Not quite on the New Year however; I can’t seem to get myself to eat beans on a day that I associate with my last holiday calorie-filled hurrah.  I’ll buy the peas for New Years, sometimes with an honest intent to make them, but never do, giving in to roast chicken and potatoes, or braised pork.  I’m weak-willed.

Though when New Year’s Day is over and the diet begins, black-eyed peas help me with the transition.  They remind me that fat- and carbo-loading isn’t the only way towards delicious.  Especially this recipe, coming from Daniel Boulud, which pairs the earthy peas with (the herb I now consider its true love) dried oregano.  Bacon is added because, come on, it’s a transition to health—not a nosedive.  And finally, most importantly, a good dose of hot sauce keeps things exciting.  Without that, you’re just full of beans.

Southern-style Black-eyed Peas with Bacon

from Daniel Boulud’s Braise

makes 4 servings

  • 1 pound dried black-eyed peas
  • 5 ounces slab bacon, cut into cubes
  • 2 red onions, peeled and sliced
  • 4 garlic cloves, peeled and chopped
  • 1 tablespoon dried oregano
  • 1/4 teaspoon freshly ground black pepper
  • 2 bay leaves
  • 2 teaspoon coarse sea salt or kosher salt
  • 2 teaspoons Tabasco or other hot sauce
  • Fresh flat-leaf parsley leaves, for garnish

The day before you plan to serve this dish, put the peas in a bowl, cover with water by at least 2 inches, and refrigerate.  The next day, drain well before using.

Center a rack in the oven and preheat the oven to 275ºF.

Place the bacon in a small cast-iron pot of Dutch oven over medium-high heat and cook until it renders its fat, about 5 minutes.

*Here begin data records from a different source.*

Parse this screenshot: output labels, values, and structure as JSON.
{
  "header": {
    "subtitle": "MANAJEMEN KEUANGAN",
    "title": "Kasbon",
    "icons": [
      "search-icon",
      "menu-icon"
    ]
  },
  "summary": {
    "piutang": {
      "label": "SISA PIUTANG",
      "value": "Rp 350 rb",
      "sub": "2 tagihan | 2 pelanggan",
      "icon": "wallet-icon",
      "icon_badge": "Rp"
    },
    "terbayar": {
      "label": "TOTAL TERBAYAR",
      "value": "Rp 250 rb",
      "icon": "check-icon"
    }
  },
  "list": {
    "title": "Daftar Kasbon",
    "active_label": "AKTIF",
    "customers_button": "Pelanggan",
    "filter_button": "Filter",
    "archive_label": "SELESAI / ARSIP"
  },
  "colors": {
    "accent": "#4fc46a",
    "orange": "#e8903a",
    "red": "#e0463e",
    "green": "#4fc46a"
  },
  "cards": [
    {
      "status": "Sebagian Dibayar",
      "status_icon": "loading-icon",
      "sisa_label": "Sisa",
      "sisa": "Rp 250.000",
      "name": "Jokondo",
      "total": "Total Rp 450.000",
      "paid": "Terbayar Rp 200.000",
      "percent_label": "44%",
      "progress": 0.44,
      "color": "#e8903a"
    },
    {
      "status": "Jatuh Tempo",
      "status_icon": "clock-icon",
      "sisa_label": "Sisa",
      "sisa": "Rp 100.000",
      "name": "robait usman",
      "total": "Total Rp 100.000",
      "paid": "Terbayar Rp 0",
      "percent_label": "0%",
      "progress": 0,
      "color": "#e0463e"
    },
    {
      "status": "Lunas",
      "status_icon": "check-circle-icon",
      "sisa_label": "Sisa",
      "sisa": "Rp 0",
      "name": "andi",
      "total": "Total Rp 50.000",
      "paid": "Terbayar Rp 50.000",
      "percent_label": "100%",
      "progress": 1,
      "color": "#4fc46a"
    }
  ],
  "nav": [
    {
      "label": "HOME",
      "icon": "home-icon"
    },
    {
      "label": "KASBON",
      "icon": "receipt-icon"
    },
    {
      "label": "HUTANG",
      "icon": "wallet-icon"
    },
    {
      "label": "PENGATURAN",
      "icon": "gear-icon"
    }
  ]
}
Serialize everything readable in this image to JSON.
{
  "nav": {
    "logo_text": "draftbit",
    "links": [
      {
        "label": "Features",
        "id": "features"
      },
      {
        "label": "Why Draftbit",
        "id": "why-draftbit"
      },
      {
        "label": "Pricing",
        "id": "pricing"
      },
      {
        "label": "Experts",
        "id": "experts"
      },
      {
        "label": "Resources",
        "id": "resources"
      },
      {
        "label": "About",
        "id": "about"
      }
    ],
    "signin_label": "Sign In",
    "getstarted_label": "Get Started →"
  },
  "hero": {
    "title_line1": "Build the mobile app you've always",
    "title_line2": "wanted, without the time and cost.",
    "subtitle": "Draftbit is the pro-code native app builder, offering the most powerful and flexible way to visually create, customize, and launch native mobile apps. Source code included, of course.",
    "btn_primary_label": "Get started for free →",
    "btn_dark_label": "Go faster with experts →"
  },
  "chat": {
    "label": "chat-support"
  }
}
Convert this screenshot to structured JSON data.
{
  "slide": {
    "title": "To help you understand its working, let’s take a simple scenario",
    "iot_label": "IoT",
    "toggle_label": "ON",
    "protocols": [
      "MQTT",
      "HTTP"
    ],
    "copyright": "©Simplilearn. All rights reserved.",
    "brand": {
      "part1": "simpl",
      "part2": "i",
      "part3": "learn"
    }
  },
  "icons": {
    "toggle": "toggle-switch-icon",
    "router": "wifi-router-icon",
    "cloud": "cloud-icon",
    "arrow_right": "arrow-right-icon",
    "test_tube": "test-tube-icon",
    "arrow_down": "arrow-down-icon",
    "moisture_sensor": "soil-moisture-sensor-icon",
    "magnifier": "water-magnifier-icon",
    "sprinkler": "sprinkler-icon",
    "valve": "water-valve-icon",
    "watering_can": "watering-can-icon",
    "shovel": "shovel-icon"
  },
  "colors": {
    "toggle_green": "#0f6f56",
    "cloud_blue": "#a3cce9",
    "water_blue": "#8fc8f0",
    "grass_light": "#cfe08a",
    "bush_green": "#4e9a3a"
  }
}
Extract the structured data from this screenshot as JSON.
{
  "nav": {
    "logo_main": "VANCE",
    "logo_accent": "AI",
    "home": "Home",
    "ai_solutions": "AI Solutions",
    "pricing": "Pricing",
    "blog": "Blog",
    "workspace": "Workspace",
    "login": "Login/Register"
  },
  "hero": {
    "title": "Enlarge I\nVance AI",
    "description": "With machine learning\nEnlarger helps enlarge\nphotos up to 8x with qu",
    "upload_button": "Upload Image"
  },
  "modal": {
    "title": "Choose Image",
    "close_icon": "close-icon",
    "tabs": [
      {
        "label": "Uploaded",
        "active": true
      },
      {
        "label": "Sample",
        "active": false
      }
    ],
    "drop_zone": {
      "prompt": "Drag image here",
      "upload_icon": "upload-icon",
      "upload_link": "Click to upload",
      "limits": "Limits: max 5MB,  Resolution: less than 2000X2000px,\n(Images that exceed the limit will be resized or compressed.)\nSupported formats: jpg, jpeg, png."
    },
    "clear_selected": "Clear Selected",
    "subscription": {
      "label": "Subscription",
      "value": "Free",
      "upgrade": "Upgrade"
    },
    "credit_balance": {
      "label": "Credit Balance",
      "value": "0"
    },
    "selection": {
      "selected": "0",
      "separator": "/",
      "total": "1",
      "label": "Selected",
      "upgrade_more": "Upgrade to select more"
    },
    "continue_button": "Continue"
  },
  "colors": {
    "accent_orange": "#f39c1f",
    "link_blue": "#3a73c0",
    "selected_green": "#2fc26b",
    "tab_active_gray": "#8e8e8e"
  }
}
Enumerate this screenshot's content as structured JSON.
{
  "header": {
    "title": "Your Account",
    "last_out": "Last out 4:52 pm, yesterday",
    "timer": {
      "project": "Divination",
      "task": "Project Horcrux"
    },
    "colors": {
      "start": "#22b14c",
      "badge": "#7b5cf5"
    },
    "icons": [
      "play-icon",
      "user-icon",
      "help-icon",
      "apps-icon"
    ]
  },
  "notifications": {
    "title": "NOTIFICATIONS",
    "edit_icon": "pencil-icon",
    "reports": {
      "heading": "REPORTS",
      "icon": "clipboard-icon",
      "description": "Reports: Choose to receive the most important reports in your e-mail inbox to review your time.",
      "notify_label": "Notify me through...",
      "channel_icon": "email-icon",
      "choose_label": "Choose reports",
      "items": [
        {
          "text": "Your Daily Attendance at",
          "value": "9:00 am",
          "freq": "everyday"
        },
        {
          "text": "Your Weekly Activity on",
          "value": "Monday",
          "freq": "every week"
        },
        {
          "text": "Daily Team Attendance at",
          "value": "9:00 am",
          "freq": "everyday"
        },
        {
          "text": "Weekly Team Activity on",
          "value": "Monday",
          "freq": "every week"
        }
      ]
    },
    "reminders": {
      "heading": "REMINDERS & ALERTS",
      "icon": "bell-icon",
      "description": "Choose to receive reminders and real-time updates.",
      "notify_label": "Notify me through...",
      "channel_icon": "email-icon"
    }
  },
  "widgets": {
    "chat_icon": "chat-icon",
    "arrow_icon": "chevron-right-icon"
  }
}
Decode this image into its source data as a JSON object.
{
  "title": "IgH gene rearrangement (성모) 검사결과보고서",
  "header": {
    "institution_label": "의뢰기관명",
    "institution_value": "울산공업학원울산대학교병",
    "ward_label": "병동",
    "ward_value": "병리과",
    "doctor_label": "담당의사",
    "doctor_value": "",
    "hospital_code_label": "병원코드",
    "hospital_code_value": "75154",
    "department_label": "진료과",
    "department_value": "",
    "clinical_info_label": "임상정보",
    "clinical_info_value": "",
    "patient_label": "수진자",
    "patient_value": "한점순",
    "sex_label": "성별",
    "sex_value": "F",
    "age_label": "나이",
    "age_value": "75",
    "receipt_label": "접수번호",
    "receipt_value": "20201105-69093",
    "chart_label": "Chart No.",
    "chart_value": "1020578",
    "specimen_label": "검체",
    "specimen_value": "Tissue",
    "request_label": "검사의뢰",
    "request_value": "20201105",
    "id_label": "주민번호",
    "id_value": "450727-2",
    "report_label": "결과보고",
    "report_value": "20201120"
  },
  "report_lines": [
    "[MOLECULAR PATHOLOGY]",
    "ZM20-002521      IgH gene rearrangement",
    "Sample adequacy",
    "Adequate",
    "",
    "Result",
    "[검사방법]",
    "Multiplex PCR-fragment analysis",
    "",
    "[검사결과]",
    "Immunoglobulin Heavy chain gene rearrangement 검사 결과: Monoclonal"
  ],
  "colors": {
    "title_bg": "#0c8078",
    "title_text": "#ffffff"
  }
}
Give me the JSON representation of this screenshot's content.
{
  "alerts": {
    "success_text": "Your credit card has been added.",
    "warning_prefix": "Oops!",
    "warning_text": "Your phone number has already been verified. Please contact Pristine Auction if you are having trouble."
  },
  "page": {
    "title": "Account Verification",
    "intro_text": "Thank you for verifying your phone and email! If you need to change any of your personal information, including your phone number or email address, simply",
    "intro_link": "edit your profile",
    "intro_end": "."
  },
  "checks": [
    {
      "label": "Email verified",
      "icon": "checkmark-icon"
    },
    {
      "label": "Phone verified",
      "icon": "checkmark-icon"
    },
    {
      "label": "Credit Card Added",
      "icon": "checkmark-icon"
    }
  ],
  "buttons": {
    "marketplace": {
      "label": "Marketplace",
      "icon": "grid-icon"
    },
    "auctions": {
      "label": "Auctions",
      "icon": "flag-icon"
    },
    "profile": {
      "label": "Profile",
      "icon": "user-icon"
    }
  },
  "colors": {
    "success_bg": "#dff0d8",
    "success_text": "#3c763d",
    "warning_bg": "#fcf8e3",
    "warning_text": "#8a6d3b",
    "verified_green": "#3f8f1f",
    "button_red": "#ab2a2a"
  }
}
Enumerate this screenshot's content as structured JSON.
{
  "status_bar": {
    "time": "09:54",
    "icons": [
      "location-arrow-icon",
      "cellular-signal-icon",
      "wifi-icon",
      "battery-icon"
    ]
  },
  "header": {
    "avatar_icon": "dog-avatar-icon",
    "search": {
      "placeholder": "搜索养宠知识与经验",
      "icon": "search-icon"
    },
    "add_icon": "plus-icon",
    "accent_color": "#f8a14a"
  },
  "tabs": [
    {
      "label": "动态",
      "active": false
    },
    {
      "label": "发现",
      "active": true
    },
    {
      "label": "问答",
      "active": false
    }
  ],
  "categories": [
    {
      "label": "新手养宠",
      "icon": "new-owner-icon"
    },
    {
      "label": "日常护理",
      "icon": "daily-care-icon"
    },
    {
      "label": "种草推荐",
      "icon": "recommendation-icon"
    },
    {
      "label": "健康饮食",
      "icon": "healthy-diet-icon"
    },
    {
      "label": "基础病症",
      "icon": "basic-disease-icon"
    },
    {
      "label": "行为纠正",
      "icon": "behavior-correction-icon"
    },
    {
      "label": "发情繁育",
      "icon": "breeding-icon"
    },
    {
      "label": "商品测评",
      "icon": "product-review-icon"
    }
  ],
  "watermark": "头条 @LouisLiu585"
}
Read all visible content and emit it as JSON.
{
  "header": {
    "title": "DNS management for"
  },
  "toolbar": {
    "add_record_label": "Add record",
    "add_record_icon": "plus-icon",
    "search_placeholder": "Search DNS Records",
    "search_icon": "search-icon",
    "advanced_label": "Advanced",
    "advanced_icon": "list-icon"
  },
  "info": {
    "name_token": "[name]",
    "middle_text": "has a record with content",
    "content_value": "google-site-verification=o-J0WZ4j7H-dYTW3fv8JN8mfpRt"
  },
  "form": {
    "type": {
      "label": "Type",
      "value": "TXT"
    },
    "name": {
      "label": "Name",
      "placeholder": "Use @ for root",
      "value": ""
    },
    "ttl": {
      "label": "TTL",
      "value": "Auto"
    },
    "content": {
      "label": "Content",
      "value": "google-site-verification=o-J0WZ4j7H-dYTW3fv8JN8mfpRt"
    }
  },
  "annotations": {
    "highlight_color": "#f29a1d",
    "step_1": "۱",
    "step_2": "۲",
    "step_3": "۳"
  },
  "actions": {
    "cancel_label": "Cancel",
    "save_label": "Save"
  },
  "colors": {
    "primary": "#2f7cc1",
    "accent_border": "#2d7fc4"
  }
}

Add the onions, garlic, oregano, and black pepper and cook, stirring, for 8 minutes.  Add the drained peas, bay leaves, salt, and 6 cups water.  Bring to a simmer, cover, and transfer to the oven.

Braise until the peas are tender, about 1 hour 15 minutes*. Stir in the Tabasco, sprinkle with the parsley, and serve.

*For my taste, it was closer to an hour and forty-five minutes.